Every time the Liberal Democrats refuse to join a coalition they are criticised. The typical responses are things like “I thought you Lib Dems believed in coalitions?” or “How can you support proportional representation (PR) when you don’t want to join a coalition” or “What was the point of me voting Lib Dem if you refuse to go in to government when another party asks you to”. Indeed if you read some of the comments to a posting on Brown’s proposal to Ming on Nick Robinson’s newslog, you would think that the only reason for the Lib Dems to exist is to prop up other parties. So let me explain why I do not believe that we have a duty to go in to a coalition or some other arrangement with another party.
As a Liberal Democrat I do of course believe in proportional representation. It is a core part of my beliefs and a key part of the party’s principles, and is referred to in the preamble to the party’s constitution:
“We believe that people should be involved in running their communities. We are determined to strengthen the democratic process and ensure that there is a just and representative system of government with effective Parliamentary institutions, freedom of information, decisions taken at the lowest practicable level and a fair voting system for all elections.”
But what it doesn’t say is “thou shalt join any coalition going”. I do believe in proportional representation, but I do not belive in coalition government out of principle. I simply accept that a natural consequence of electing a parliament where MPs are proportionate to their vote, is that coalition government will become inevitable as no party is likely to achieve 50% of the vote.
The Liberal Democrats exist, and stand for election, to achieve certain things. The party has a set of policies, that are guided by a liberal philosophy that has been engrained in the party for generations. It is these policies and principles that should guide you on whether to join a coalition or not. Basically, you need to decide whether the Liberal Democrat cause, and the things that your supporters voted for, are advanced sufficiently by the coalition that is on offer. If they aren’t, then you shouldn’t join it. The party’s cause could in fact be far better served better by turning it down and waiting until you can achieve more of what you want as the bigger party yourself or by working with someone else.
Some of the comments about Gordon Brown’s proposal to include Lib Dems in his cabinet talk about him “breaking the mould”, or being “progressive” or “forward thinking”. But I don’t see how putting people in your cabinet from a party that people didn’t elect in to government is any of those things. People always complain that politicians are dishonest. Surely it is dishonest to include in your cabinet people who do not believe in the party’s manifesto.
This may sound like me arguing against proportional representation. But I would argue that you work with the system you have got, and the current system gave Labour an overall majority and that is therefore what people voted for. If people had voted the same as last time but under a PR system then no party would have been put in to government and an arrangement would have had to be made between parties. Mind you, had we had PR last time people’s voting intentions could well have been very different anyway so it’s difficult to assume anything.

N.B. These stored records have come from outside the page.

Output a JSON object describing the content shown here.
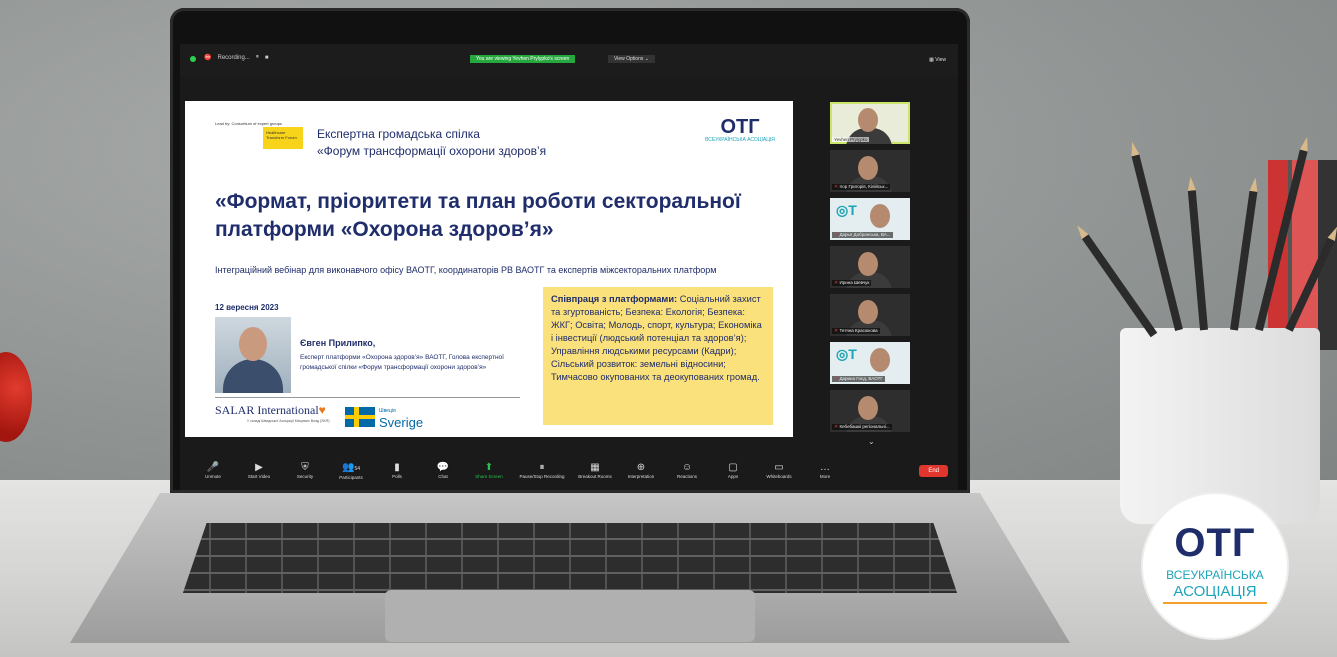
{
  "zoom": {
    "recording_label": "Recording...",
    "viewing_banner": "You are viewing Yevhen Prylypko's screen",
    "view_options": "View Options",
    "view_button": "View"
  },
  "slide": {
    "led_by": "Lead by: Consortium of expert groups",
    "hfr_label": "Healthcare Transform Forum",
    "org_line1": "Експертна громадська спілка",
    "org_line2": "«Форум трансформації охорони здоров’я",
    "otg_big": "ОТГ",
    "otg_small": "ВСЕУКРАЇНСЬКА АСОЦІАЦІЯ",
    "title": "«Формат, пріоритети та план роботи секторальної платформи «Охорона здоров’я»",
    "subtitle": "Інтеграційний вебінар для виконавчого офісу ВАОТГ, координаторів РВ ВАОТГ та експертів міжсекторальних платформ",
    "date": "12 вересня 2023",
    "speaker_name": "Євген Прилипко,",
    "speaker_role": "Експерт платформи «Охорона здоров’я» ВАОТГ, Голова експертної громадської спілки «Форум трансформації охорони здоров’я»",
    "salar": "SALAR International",
    "salar_sub": "У складі Шведської Асоціації Місцевих Влад (SKR)",
    "sweden_small": "Швеція",
    "sweden_big": "Sverige",
    "coop_bold": "Співпраця з платформами:",
    "coop_text": " Соціальний захист та згуртованість; Безпека: Екологія; Безпека: ЖКГ; Освіта; Молодь, спорт, культура; Економіка і інвестиції (людський потенціал та здоров’я); Управління людськими ресурсами (Кадри); Сільський розвиток: земельні відносини; Тимчасово окупованих та деокупованих громад."
  },
  "participants": [
    {
      "name": "Yevhen Prylypko"
    },
    {
      "name": "Ігор Григорів, Кілійськ..."
    },
    {
      "name": "Дарья Добранська, ВА..."
    },
    {
      "name": "Ирина Шевчук"
    },
    {
      "name": "Тетяна Красюкова"
    },
    {
      "name": "Дарина Гнєд, ВАОТГ"
    },
    {
      "name": "Кебебашкі регіональні..."
    }
  ],
  "toolbar": [
    {
      "label": "Unmute",
      "icon": "🎤"
    },
    {
      "label": "Start Video",
      "icon": "▶"
    },
    {
      "label": "Security",
      "icon": "⛨"
    },
    {
      "label": "Participants",
      "icon": "👥",
      "count": "54"
    },
    {
      "label": "Polls",
      "icon": "▮"
    },
    {
      "label": "Chat",
      "icon": "💬"
    },
    {
      "label": "Share Screen",
      "icon": "⬆"
    },
    {
      "label": "Pause/Stop Recording",
      "icon": "⏸"
    },
    {
      "label": "Breakout Rooms",
      "icon": "▦"
    },
    {
      "label": "Interpretation",
      "icon": "⊕"
    },
    {
      "label": "Reactions",
      "icon": "☺"
    },
    {
      "label": "Apps",
      "icon": "▢"
    },
    {
      "label": "Whiteboards",
      "icon": "▭"
    },
    {
      "label": "More",
      "icon": "…"
    }
  ],
  "end_label": "End",
  "badge": {
    "big": "ОТГ",
    "line1": "ВСЕУКРАЇНСЬКА",
    "line2": "АСОЦІАЦІЯ"
  }
}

The Lib Dem refusal to work with Brown as a part of the cabinet should not however, mean that the Lib Dems should never co-operate on any formation of policy. Just as the constitutional convention in Scotland saw Labour, SNP, Lib Dems and those of no party at all working together to produce a plan for a Scottish Parliament, the same sort of thing could happen routinely within the Westminster arena on a host of policy areas. Indeed it would probably be a useful reform of parliament to make these things a formally recognised part of how parliament works. We do have select committees, but it might make sense for there to be a mechanism for two or more parties (or individual members of parties) to choose to come together to look at certain topics where there is already some unanimity between them and to then be formally recognised in a way that would allow them to access parliamentary resources, debating time and voting. I accept that it would be hard for these groups to change policy under First Past The Post, but they could carry real clout under PR and without the need to form proper coalition governments to achieve what they want. If these “conventions” did become a formal procedure in the House of Commons, they would also have the advantage of ensuring that any formed between Labour and the Lib Dems was not seen as a prelude to a coalition.
The Lib Dems are getting a hammering in some papers and online about its decision to not work with Labour. But the party is pretty united in being against it. Far from splitting the party as most papers seem to believe, it should unite it. The membership probably believe Ming’s decision is right, the MPs do, so where is the split? If it will split any party, it should be Labour who will be angry with Brown’s plan to include a member of a smaller party in their cabinet when he doesn’t have to.
NICK ROBINSON’S NEWSLOG: High Stakes
BBC POLITICS: Lib Dem anger over Brown ‘tricks’